Recorded data

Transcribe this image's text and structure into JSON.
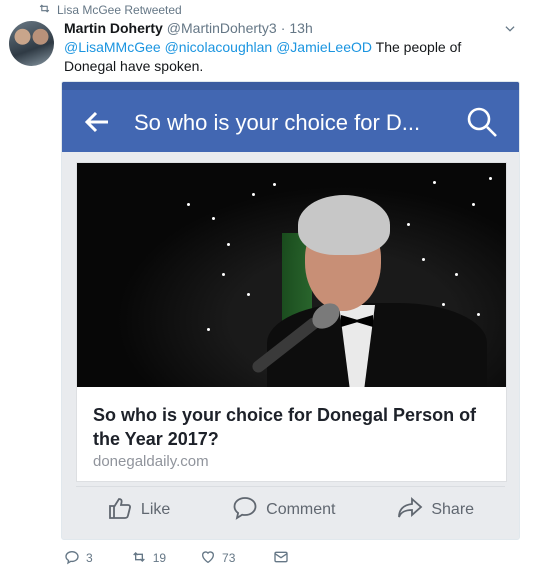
{
  "retweet_header": {
    "text": "Lisa McGee Retweeted"
  },
  "tweet": {
    "name": "Martin Doherty",
    "handle": "@MartinDoherty3",
    "separator": "·",
    "time": "13h",
    "text": {
      "mention1": "@LisaMMcGee",
      "mention2": "@nicolacoughlan",
      "mention3": "@JamieLeeOD",
      "body": "The people of Donegal have spoken."
    }
  },
  "fb_screenshot": {
    "bar_title": "So who is your choice for D...",
    "headline": "So who is your choice for Donegal Person of the Year 2017?",
    "domain": "donegaldaily.com",
    "actions": {
      "like": "Like",
      "comment": "Comment",
      "share": "Share"
    }
  },
  "tweet_actions": {
    "replies": "3",
    "retweets": "19",
    "likes": "73"
  },
  "colors": {
    "facebook_blue": "#4267b2",
    "link_blue": "#1b95e0",
    "muted": "#657786"
  },
  "icons": [
    "retweet-icon",
    "chevron-down-icon",
    "back-arrow-icon",
    "search-icon",
    "like-icon",
    "comment-icon",
    "share-icon",
    "reply-icon",
    "heart-icon",
    "message-icon"
  ]
}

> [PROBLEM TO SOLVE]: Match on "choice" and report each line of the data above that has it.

> [RESULT OF THIS TASK]:
    "bar_title": "So who is your choice for D...",
    "headline": "So who is your choice for Donegal Person of the Year 2017?",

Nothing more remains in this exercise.